Boaters: Take Heed Before Hitting the Water

A thin veil of fog loomed overhead as 6-year-old Dalton Johnson ventured out into the Gulf for his first-ever fishing trip and boat ride Sunday morning.

While the entire family was eager to see the youngster pull some big fish out the murky waters of the Sound, there was one thing his father made perfectly clear before boarding the vessel--the importance of boating safety.

"We just told him to make sure he sits down, don't run around the boat. Make sure he wears his life vest. We're not going to let him run around without it," Clarence Johnson said.

Wearing a life jacket isn't just a safety precaution for youngsters, it's also the law.

"For every person on board at 12 years and younger on a boat that's under 27 feet in length, they need to be wearing a life jacket while the boat is underway," said Sgt. Paul Grote of the Department of Marine Resources.

Being prepared and being sober are two key elements when it comes to boating safety.

According to the U.S. Coast Guard, alcohol is to blame for one-third of all boating fatalities.

"You need to have all your facilites about you when you're operating a boat. Look out for other people, and if an accident does happen, you have to be able to think quickly and clearly to save your life and those of the people with you," Grote said.

People caught boating under the influence are subject to BUI charges which can lead to stiff fines and jail time.

As for the Johnson family, they enjoyed a safe, peaceful time out in Gulf waters Easter morning, and Dalton didn't go home empty-handed.

He caught at least one nice fish and also soaked up lessons about boating safety that may one day save his life.

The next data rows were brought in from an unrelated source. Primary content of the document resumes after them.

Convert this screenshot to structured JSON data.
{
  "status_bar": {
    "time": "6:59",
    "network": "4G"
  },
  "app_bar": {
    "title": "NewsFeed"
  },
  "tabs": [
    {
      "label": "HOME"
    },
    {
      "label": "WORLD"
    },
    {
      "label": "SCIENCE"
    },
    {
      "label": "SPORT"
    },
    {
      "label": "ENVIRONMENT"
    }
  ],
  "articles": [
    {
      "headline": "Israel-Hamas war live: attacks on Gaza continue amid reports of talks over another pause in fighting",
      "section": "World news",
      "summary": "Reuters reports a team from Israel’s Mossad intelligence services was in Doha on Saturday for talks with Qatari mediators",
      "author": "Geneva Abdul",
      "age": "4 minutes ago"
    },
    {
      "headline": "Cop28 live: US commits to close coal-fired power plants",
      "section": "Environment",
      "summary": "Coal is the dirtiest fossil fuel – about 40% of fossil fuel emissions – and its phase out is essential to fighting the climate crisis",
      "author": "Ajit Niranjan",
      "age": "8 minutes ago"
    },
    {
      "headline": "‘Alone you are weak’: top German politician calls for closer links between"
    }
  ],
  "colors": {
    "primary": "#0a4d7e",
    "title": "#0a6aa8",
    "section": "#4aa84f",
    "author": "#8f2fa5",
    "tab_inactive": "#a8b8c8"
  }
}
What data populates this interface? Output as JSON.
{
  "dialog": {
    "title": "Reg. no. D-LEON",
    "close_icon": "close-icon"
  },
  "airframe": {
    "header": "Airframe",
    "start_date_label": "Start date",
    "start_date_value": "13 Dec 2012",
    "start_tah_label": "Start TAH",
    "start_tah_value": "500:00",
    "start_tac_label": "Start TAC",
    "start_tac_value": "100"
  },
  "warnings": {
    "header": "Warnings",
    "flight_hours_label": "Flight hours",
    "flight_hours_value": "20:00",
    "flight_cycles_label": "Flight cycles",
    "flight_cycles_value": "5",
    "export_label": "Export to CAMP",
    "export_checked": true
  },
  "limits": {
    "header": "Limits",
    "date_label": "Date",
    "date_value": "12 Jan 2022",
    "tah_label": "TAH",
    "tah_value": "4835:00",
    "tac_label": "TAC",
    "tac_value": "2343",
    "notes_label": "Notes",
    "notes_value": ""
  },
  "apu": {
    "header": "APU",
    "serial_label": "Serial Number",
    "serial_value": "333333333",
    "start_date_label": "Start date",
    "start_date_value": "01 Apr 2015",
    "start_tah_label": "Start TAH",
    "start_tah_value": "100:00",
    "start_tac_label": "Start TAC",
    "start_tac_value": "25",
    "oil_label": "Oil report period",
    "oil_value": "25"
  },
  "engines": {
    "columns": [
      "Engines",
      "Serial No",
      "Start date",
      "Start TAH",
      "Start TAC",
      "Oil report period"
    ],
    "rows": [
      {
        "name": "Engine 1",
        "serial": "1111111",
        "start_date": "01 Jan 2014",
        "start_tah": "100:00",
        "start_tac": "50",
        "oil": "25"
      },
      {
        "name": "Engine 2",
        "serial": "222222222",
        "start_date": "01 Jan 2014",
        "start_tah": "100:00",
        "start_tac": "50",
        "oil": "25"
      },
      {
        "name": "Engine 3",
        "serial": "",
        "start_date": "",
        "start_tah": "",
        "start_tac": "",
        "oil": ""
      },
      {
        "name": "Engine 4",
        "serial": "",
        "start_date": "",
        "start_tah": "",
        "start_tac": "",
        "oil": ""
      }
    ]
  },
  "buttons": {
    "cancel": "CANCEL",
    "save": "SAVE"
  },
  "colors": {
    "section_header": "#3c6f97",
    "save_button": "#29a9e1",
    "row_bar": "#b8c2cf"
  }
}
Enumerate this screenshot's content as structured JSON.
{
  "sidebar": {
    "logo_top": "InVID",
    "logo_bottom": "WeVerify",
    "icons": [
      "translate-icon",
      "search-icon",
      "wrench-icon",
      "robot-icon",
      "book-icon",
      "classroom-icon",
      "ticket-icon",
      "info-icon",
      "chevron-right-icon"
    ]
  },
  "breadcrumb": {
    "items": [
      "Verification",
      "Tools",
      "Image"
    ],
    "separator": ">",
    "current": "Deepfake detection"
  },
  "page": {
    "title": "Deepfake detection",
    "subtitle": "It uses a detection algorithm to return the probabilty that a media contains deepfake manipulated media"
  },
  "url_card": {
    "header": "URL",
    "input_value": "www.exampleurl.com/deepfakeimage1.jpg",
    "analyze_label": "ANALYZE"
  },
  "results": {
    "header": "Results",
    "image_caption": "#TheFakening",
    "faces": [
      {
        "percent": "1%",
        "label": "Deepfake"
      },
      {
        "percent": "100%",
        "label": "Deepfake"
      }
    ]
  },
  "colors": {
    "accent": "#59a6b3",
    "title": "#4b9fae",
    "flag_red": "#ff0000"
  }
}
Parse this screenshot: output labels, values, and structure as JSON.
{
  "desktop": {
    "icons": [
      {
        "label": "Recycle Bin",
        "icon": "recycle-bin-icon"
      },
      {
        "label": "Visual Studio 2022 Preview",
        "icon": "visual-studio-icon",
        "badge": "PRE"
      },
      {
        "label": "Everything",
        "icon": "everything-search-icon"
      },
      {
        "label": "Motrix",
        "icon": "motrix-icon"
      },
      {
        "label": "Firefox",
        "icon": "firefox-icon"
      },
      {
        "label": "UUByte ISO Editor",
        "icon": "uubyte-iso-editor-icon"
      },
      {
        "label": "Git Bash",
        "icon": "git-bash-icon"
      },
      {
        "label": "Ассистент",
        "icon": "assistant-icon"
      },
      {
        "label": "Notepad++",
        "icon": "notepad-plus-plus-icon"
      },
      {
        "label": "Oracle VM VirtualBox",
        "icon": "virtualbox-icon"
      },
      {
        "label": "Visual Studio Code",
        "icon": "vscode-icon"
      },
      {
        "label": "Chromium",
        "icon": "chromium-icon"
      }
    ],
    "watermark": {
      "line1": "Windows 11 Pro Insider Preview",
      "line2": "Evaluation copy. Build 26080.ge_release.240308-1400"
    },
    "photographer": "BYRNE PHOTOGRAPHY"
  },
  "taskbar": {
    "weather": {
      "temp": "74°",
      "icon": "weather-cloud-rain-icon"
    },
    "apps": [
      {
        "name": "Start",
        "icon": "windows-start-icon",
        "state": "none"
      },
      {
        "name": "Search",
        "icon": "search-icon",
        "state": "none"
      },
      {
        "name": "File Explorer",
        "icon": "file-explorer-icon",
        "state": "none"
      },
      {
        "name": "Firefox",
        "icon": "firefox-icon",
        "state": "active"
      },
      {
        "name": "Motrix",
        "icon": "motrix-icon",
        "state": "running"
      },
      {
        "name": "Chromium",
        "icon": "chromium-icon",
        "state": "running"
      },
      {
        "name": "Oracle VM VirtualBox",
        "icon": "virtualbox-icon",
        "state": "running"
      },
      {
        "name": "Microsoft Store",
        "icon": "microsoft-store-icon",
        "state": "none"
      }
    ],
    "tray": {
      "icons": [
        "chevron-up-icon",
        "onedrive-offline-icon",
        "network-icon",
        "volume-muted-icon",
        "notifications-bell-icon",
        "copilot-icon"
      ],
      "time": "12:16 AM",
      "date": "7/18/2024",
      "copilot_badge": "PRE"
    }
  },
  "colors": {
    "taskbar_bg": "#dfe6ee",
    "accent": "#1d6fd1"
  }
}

DMR leaders also stress the importance of having a fire extinguisher, flares and some sort of communication device on board when out on the water.